May 28 was the first day of the 10th Islamic Consultative Assembly, otherwise known as the Iranian parliament or Majlis. This time it is expected to be a very different house of 290 parliamentarians because of its makeup of reformist, independent and conservative parliamentarians after the elections earlier this year.
The new legislature which was elected in a hugely energetic and peaceful election – at least by recent Iranian standards – was elected on February 26 initially, with final run-off voting on April 29. In February, Reformist and Independent candidates swept the polls, winning over 66% of the total seats (42% for Reformist and 22.41% for Independent respectively). Meanwhile conservative candidates, “Principalists” as they are known in local currency, gained another 29% of the total seats.
The remaining seven seats were reserved for Iran’s ethnic religious minorities including Armenians, Jews, Assyrians and Zoroastrians.
This year’s parliament is also notable for its number of women MPs, who for the first time since the Iranian Revolution of 1979 outnumber the number of seated clerics in the main house.
Pictures and video from the May 28 opening show a full house of all senior politicians as well as religious figures, many of whom play important roles in the levers of power in the country, whether in the main parliament building or the other institutions of the Islamic Republic.
The current supreme leader of the Islamic Republic, Ayatollah Seyyed Ali Khamenei, issued a message to the parliamentarians.
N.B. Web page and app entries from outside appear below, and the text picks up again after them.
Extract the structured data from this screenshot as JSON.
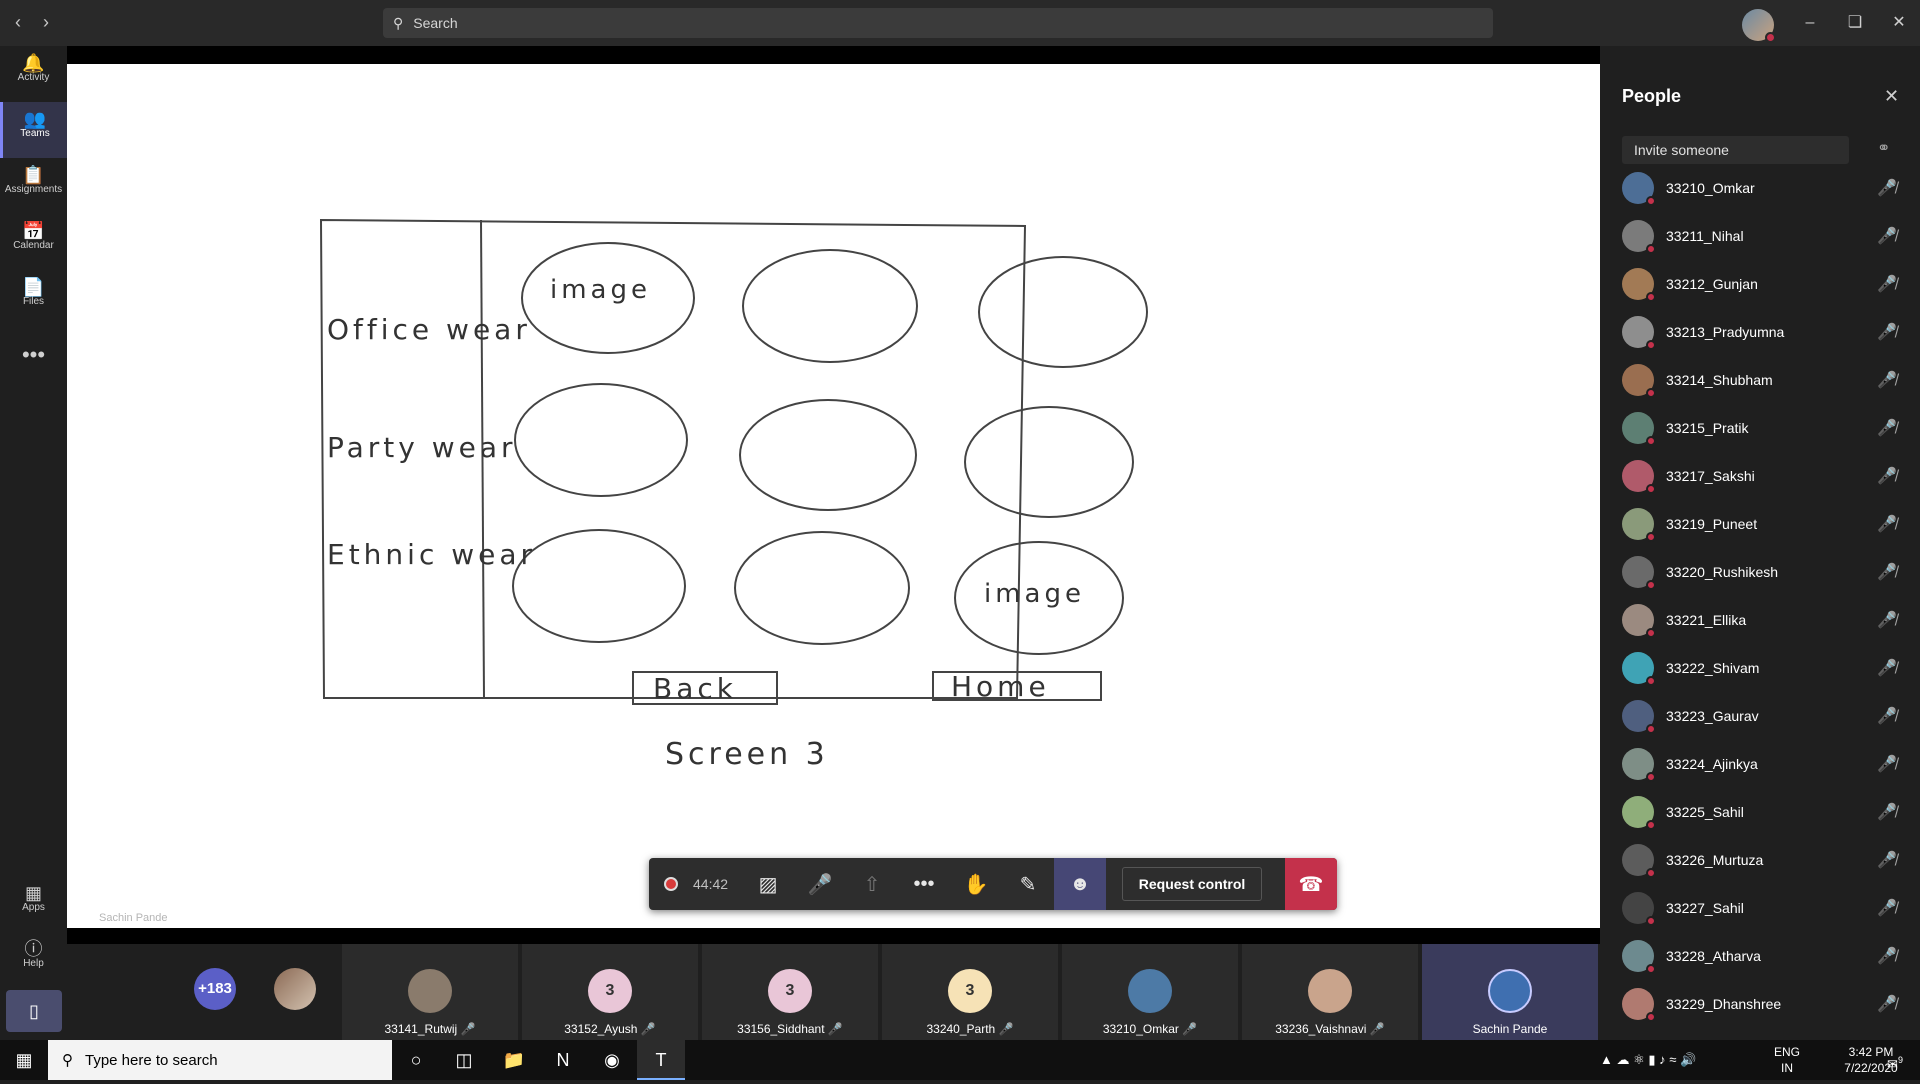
{
  "titlebar": {
    "search_placeholder": "Search",
    "back": "‹",
    "forward": "›"
  },
  "rail": {
    "items": [
      {
        "label": "Activity",
        "icon": "🔔"
      },
      {
        "label": "Teams",
        "icon": "👥"
      },
      {
        "label": "Assignments",
        "icon": "📋"
      },
      {
        "label": "Calendar",
        "icon": "📅"
      },
      {
        "label": "Files",
        "icon": "📄"
      }
    ],
    "more": "•••",
    "apps": "Apps",
    "help": "Help"
  },
  "shared_screen": {
    "row_labels": [
      "Office wear",
      "Party wear",
      "Ethnic wear"
    ],
    "image_label_1": "image",
    "image_label_2": "image",
    "back_button": "Back",
    "home_button": "Home",
    "caption": "Screen 3",
    "presenter": "Sachin Pande"
  },
  "controls": {
    "timer": "44:42",
    "request_control": "Request control"
  },
  "strip": {
    "overflow": "+183",
    "tiles": [
      {
        "name": "33141_Rutwij",
        "initials": "",
        "bg": "#8a7b6c"
      },
      {
        "name": "33152_Ayush",
        "initials": "3",
        "bg": "#e9c6d7"
      },
      {
        "name": "33156_Siddhant",
        "initials": "3",
        "bg": "#e9c6d7"
      },
      {
        "name": "33240_Parth",
        "initials": "3",
        "bg": "#f6e2b6"
      },
      {
        "name": "33210_Omkar",
        "initials": "",
        "bg": "#4d7aa6"
      },
      {
        "name": "33236_Vaishnavi",
        "initials": "",
        "bg": "#c9a48c"
      },
      {
        "name": "Sachin Pande",
        "initials": "",
        "bg": "#3f6fb0"
      }
    ]
  },
  "people": {
    "title": "People",
    "invite_placeholder": "Invite someone",
    "participants": [
      {
        "name": "33210_Omkar",
        "bg": "#4d6e96"
      },
      {
        "name": "33211_Nihal",
        "bg": "#7b7b7b"
      },
      {
        "name": "33212_Gunjan",
        "bg": "#a27a55"
      },
      {
        "name": "33213_Pradyumna",
        "bg": "#8e8e8e"
      },
      {
        "name": "33214_Shubham",
        "bg": "#9a6e50"
      },
      {
        "name": "33215_Pratik",
        "bg": "#5d7f73"
      },
      {
        "name": "33217_Sakshi",
        "bg": "#b05a6a"
      },
      {
        "name": "33219_Puneet",
        "bg": "#8a9a7a"
      },
      {
        "name": "33220_Rushikesh",
        "bg": "#6a6a6a"
      },
      {
        "name": "33221_Ellika",
        "bg": "#9b8a80"
      },
      {
        "name": "33222_Shivam",
        "bg": "#3fa3b5"
      },
      {
        "name": "33223_Gaurav",
        "bg": "#4f5f7f"
      },
      {
        "name": "33224_Ajinkya",
        "bg": "#7e8e86"
      },
      {
        "name": "33225_Sahil",
        "bg": "#8fae7a"
      },
      {
        "name": "33226_Murtuza",
        "bg": "#5c5c5c"
      },
      {
        "name": "33227_Sahil",
        "bg": "#444444"
      },
      {
        "name": "33228_Atharva",
        "bg": "#6d8a8f"
      },
      {
        "name": "33229_Dhanshree",
        "bg": "#b07a70"
      }
    ]
  },
  "taskbar": {
    "search_placeholder": "Type here to search",
    "lang_1": "ENG",
    "lang_2": "IN",
    "time": "3:42 PM",
    "date": "7/22/2020",
    "notifications": "9"
  }
}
In his message the clerical leader stated his wish for the MPs to “realise the resistance economy” – an economic plan set out by him to improve the state of manufacturing in the country as opposed to relying solely on imports, and “to uphold the status of the Islamic Revolution against global arrogance and excessive demands”.
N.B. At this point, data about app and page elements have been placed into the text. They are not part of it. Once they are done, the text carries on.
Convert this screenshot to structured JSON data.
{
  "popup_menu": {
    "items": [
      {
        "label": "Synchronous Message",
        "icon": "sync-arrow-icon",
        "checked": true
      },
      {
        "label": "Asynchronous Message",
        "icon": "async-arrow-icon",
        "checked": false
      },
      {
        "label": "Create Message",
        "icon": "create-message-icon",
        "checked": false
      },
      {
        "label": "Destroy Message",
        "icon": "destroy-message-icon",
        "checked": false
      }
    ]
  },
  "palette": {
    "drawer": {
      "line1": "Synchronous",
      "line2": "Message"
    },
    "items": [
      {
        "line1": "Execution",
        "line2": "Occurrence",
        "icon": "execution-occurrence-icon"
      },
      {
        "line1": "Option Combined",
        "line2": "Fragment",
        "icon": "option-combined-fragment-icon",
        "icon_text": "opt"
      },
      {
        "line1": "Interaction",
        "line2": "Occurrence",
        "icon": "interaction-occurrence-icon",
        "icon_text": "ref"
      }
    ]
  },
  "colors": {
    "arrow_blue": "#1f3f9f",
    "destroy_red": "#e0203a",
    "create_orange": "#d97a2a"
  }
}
Using the term “global arrogance” Khamenei is directly referring to Western states – particularly the UK and US – and their perceived meddling in regional affairs currently and in the past.
“There are other priorities in different sections that pertain to national authority, reinforcement of security and the country’s impregnability, which guarantee the establishment of social justice, and the country’s independence and advancement,” he said, according to Islamic Republic of Iran Broadcasting.
Battle for the speaker’s seat
On May 29 Ali Larijani, the incumbent house speaker, was reelected to chair the parliamentary debates. Larijani secured his third term as leader of parliament by taking 173 of the 281 votes, while his main rival Mohammad Reza Aref took only 103 votes.
Larijani, running this time on an independent agenda, has previously acted well beyond his narrowly defined role, even becoming a special rapporteur on several occasions to regional and international capitals, and urged the previous parliament to support the nuclear negotiations with the West.
Up until this week it was looking increasingly likely that Larijani could lose his seat to reformist rival Mohammad Reza Aref, who was pushing hard for the position, according to local media outlets. Aref, a staunchly liberal politician – at least by the standards of the Islamic Republic – hit the headlines in 2013 when he pulled out of the presidential race in favour of incumbent President Hassan Rouhani. He had been expected to split the reformist vote.
To the Principalist group both are too easygoing for their liking, especially after the nuclear deal went through, but the minority grouping in the parliament have had to accept the lesser of two liberals in the form of Larijani.
Neither the reformist grouping nor the principalists have a majority in parliament. The numbers are not currently out on who voted which way, but it is likely the Independents held the day by pushing through Larijani.